Finally, the once-beginner starts competing and winning, investing greater and greater time in the sport until:
“…the motivation to practice becomes so closely connected to the goal of becoming an expert performer and so integrated with the individual’s daily life that motivation to practice, per se, cannot be easily assessed.” – Dr. Anders Ericcson
Mastery and You
If you’ve worked at developing mastery at anything for more than a few years, you’ve gone through this process. Maybe you started lifting weights because your doctor told you to, it was part of your sport, or you just wanted to look better. You start hitting PRs, you see a physical change, and you notice the effect of improved strength in the rest of your life. You start building friendships in the gym that reach into your normal life. Your diet changes, your values adjust slightly, and the sport becomes part of your identity. You’re now a “lifter,” your family’s “go-to fitness guru,” or even a “coach.” When someone asks why, your answer has layers deeper than even you know.
When I mention motivation, I’m not talking about posters and gym selfies. Motivation is the purpose that makes practice a priority. Jim made a major life change because the behavior now carried a purpose: enabling romance and demonstrating to his new girlfriend that he cared about her and she could feel safe with him. I am not trying to be glib. There can be many internal obstacles to change, and I’m not suggesting everyone will have a rock bottom or eureka moment and march, unwavering, on the path to lose 100 pounds. Obviously, it’s more complicated than that.

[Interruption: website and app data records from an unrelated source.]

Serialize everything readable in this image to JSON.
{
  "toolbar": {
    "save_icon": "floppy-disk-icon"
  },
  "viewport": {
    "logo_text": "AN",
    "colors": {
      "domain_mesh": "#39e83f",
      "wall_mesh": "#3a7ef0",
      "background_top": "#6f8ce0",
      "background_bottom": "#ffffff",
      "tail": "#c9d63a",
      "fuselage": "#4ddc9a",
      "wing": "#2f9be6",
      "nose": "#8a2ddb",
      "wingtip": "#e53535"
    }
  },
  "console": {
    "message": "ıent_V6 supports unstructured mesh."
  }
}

The question is how we move down the path to true motivation. If you’re reading this, you’re probably not a kid playing with a toy golf club, but you can still hop on the motivation train Dr. Erickson outlines and build your reason over time.

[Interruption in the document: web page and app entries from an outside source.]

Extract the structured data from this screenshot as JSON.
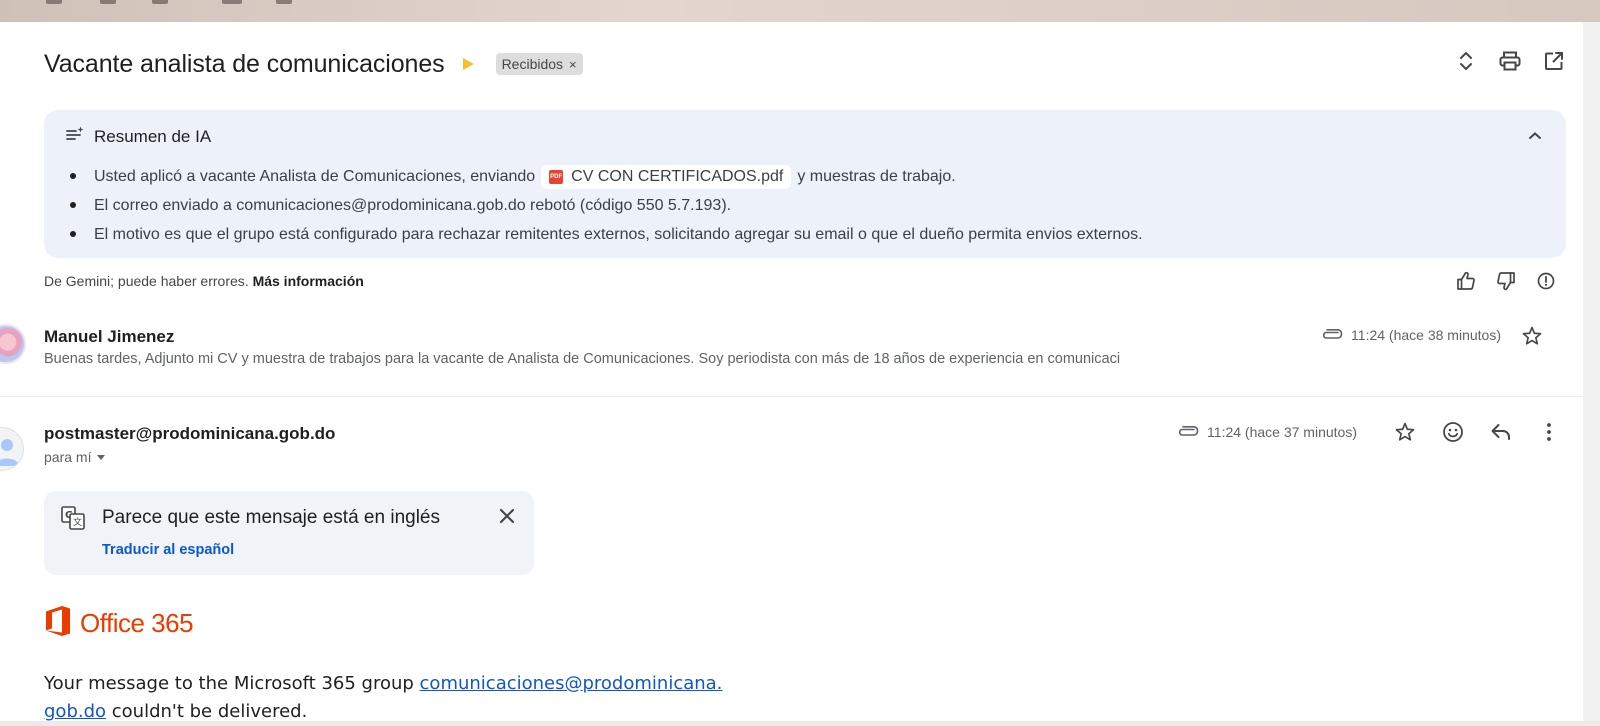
{
  "thread": {
    "subject": "Vacante analista de comunicaciones",
    "label": "Recibidos",
    "label_remove": "×"
  },
  "header_icons": [
    "expand-collapse-icon",
    "print-icon",
    "open-in-new-window-icon"
  ],
  "ai_summary": {
    "title": "Resumen de IA",
    "bullet1_pre": "Usted aplicó a vacante Analista de Comunicaciones, enviando",
    "bullet1_file": "CV CON CERTIFICADOS.pdf",
    "bullet1_post": "y muestras de trabajo.",
    "bullet2": "El correo enviado a comunicaciones@prodominicana.gob.do rebotó (código 550 5.7.193).",
    "bullet3": "El motivo es que el grupo está configurado para rechazar remitentes externos, solicitando agregar su email o que el dueño permita envios externos.",
    "disclaimer": "De Gemini; puede haber errores.",
    "more_info": "Más información",
    "pdf_badge": "PDF"
  },
  "messages": [
    {
      "sender": "Manuel Jimenez",
      "snippet": "Buenas tardes, Adjunto mi CV y muestra de trabajos para la vacante de Analista de Comunicaciones. Soy periodista con más de 18 años de experiencia en comunicaci",
      "time": "11:24 (hace 38 minutos)"
    },
    {
      "sender": "postmaster@prodominicana.gob.do",
      "recipient": "para mí",
      "time": "11:24 (hace 37 minutos)"
    }
  ],
  "translate": {
    "title": "Parece que este mensaje está en inglés",
    "action": "Traducir al español"
  },
  "office": {
    "wordmark": "Office 365"
  },
  "body": {
    "line1_pre": "Your message to the Microsoft 365 group ",
    "link_part1": "comunicaciones@prodominicana.",
    "link_part2": "gob.do",
    "line2_post": " couldn't be delivered."
  },
  "colors": {
    "importance": "#f6c026",
    "link": "#1155cc",
    "office_red": "#eb3c00",
    "ai_bg": "#edf2fa"
  }
}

- Start with something you enjoy or, more likely, make what you need to do fun. Fauxtivation may come in handy here—play music you like, litter the wall with posters, lift with your friends, whatever works, but fight to avoid needing these to get to the gym.

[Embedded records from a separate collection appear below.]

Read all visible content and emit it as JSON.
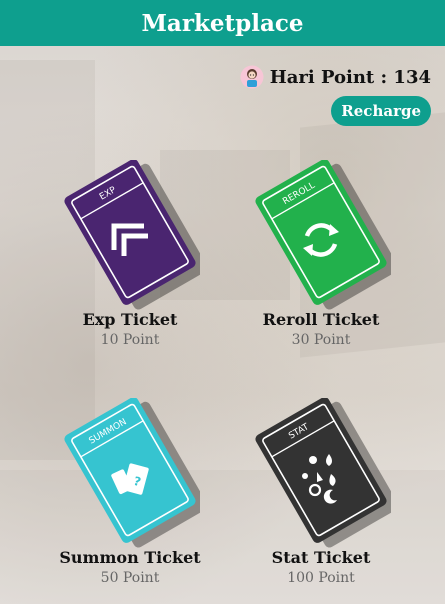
{
  "header": {
    "title": "Marketplace"
  },
  "points": {
    "label": "Hari Point : 134"
  },
  "recharge": {
    "label": "Recharge"
  },
  "tickets": [
    {
      "name": "Exp Ticket",
      "price": "10 Point",
      "tag": "EXP",
      "color": "#4a2570",
      "icon": "double-chevron-up-icon"
    },
    {
      "name": "Reroll Ticket",
      "price": "30 Point",
      "tag": "REROLL",
      "color": "#22b14c",
      "icon": "refresh-icon"
    },
    {
      "name": "Summon Ticket",
      "price": "50 Point",
      "tag": "SUMMON",
      "color": "#36c4d0",
      "icon": "summon-cards-icon"
    },
    {
      "name": "Stat Ticket",
      "price": "100 Point",
      "tag": "STAT",
      "color": "#333333",
      "icon": "stat-elements-icon"
    }
  ]
}
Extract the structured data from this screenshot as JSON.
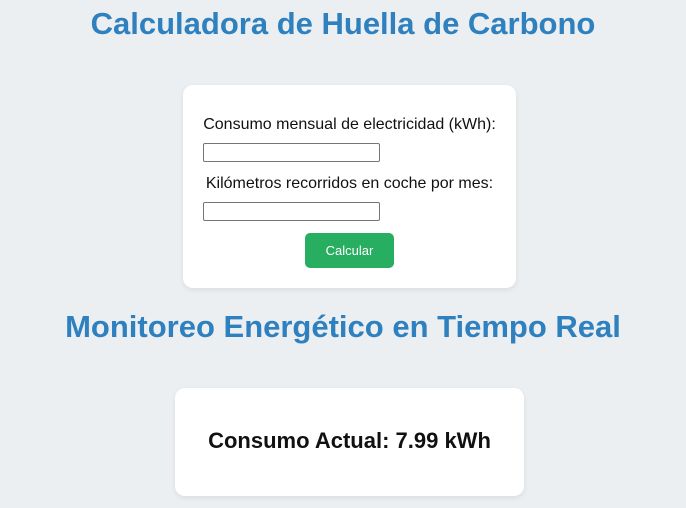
{
  "carbon_calculator": {
    "title": "Calculadora de Huella de Carbono",
    "electricity_label": "Consumo mensual de electricidad (kWh):",
    "electricity_value": "",
    "km_label": "Kilómetros recorridos en coche por mes:",
    "km_value": "",
    "calculate_button": "Calcular"
  },
  "energy_monitor": {
    "title": "Monitoreo Energético en Tiempo Real",
    "consumption_text": "Consumo Actual: 7.99 kWh"
  },
  "colors": {
    "background": "#eceff1",
    "title": "#2e80bf",
    "button": "#27ae60",
    "card": "#ffffff"
  }
}
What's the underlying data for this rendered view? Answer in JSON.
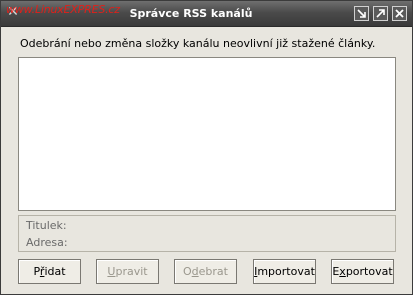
{
  "watermark": "www.LinuxEXPRES.cz",
  "window": {
    "title": "Správce RSS kanálů",
    "controls": [
      "minimize",
      "maximize",
      "close"
    ]
  },
  "message": "Odebrání nebo změna složky kanálu neovlivní již stažené články.",
  "details": {
    "title_label": "Titulek:",
    "address_label": "Adresa:"
  },
  "buttons": {
    "add": {
      "pre": "P",
      "ul": "ř",
      "post": "idat"
    },
    "edit": {
      "pre": "",
      "ul": "U",
      "post": "pravit"
    },
    "remove": {
      "pre": "O",
      "ul": "d",
      "post": "ebrat"
    },
    "import": {
      "pre": "",
      "ul": "I",
      "post": "mportovat"
    },
    "export": {
      "pre": "E",
      "ul": "x",
      "post": "portovat"
    }
  }
}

- Build a habit and a discipline to carry you through long enough to get past the initial stages and see success. Accountability partners and coaches can help here.
- Identity your reason and make it actionable. Ask yourself: what is important enough to me that I’d skip a beer or some Netflix to go to the gym? As time goes on, expect this reason to change and embrace that change.
- Pay attention to your success. Be mindful in the gym. Notice your technique and celebrate improvements. Track your weight or your pictures in the mirror and celebrate when it moves the way you want. Don’t just check your brain at the door. Soak in the specifics. Be your own coach.
- Occasionally, take moments to reflect on your progress and what you get out of your training.
Once these are in place, you won’t need other people to tell you how to get motivated. You’re already there, and anything else on top of that—the hype songs, the Facebook Live attention, the posters—won’t derail you or distract you from your purpose: your true motivation.
1. Ericsson, K. Anders, Ralf T. Krampe, and Clemens Tesch-Römer. “The role of deliberate practice in the acquisition of expert performance.” Psychological review 100, no. 3 (1993): 363.